(Stored records)

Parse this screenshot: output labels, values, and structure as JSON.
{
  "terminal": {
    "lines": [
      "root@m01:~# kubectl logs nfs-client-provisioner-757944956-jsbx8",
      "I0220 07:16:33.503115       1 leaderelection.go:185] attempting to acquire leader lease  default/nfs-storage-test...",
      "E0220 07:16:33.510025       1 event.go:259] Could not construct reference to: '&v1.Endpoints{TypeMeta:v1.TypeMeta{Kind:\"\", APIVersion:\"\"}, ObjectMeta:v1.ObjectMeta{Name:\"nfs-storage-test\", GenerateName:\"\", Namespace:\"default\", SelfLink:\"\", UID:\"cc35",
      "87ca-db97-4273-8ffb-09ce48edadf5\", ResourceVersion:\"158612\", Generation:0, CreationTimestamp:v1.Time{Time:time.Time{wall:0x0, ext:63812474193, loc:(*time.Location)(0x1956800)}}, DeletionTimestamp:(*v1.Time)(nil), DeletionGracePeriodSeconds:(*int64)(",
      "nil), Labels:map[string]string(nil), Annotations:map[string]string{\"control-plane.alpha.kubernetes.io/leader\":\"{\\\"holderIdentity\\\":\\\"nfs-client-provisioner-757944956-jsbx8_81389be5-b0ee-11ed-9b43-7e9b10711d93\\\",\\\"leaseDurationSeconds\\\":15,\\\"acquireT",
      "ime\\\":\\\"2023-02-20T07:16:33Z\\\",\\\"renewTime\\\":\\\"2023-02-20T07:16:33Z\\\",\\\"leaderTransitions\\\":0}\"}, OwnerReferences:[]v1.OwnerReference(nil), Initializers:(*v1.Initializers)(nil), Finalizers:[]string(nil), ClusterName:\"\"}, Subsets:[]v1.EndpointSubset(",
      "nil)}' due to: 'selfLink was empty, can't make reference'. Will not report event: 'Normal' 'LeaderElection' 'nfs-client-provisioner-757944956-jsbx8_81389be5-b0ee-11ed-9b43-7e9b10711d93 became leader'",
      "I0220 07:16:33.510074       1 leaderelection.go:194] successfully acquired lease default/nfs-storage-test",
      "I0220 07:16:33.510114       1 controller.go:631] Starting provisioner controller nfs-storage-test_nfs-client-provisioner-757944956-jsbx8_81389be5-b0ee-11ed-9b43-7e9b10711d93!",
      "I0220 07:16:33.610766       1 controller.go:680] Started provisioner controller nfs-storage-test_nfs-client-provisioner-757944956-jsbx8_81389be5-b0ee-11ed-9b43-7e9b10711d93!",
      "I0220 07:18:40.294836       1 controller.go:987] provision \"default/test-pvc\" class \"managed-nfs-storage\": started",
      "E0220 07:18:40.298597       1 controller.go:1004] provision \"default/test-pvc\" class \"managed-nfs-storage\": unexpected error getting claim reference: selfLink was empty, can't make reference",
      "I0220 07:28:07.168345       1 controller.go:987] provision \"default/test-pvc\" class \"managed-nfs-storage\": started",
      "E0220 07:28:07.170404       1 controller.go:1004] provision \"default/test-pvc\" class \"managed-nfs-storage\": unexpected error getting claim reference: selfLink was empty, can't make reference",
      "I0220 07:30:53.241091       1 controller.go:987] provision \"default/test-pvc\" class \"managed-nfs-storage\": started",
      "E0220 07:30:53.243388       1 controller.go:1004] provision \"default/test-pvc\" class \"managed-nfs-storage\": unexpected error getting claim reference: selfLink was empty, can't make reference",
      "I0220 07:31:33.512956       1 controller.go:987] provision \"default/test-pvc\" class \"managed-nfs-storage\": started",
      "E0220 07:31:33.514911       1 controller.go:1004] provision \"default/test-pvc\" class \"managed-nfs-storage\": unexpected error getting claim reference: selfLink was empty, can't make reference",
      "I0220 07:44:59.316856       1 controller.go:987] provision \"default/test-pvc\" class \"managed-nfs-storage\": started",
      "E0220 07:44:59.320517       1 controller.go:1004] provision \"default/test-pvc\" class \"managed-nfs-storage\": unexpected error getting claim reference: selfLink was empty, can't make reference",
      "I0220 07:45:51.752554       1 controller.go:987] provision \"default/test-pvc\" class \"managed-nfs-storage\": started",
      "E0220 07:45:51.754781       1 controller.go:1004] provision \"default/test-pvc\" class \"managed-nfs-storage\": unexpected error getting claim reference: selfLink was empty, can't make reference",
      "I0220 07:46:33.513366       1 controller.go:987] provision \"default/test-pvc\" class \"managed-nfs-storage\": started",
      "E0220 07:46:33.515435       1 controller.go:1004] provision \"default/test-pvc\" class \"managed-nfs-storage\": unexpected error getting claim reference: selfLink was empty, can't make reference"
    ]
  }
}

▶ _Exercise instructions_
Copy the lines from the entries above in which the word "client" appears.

▶ _Your response_
      "root@m01:~# kubectl logs nfs-client-provisioner-757944956-jsbx8",
      "nil), Labels:map[string]string(nil), Annotations:map[string]string{\"control-plane.alpha.kubernetes.io/leader\":\"{\\\"holderIdentity\\\":\\\"nfs-client-provisioner-757944956-jsbx8_81389be5-b0ee-11ed-9b43-7e9b10711d93\\\",\\\"leaseDurationSeconds\\\":15,\\\"acquireT",
      "nil)}' due to: 'selfLink was empty, can't make reference'. Will not report event: 'Normal' 'LeaderElection' 'nfs-client-provisioner-757944956-jsbx8_81389be5-b0ee-11ed-9b43-7e9b10711d93 became leader'",
      "I0220 07:16:33.510114       1 controller.go:631] Starting provisioner controller nfs-storage-test_nfs-client-provisioner-757944956-jsbx8_81389be5-b0ee-11ed-9b43-7e9b10711d93!",
      "I0220 07:16:33.610766       1 controller.go:680] Started provisioner controller nfs-storage-test_nfs-client-provisioner-757944956-jsbx8_81389be5-b0ee-11ed-9b43-7e9b10711d93!",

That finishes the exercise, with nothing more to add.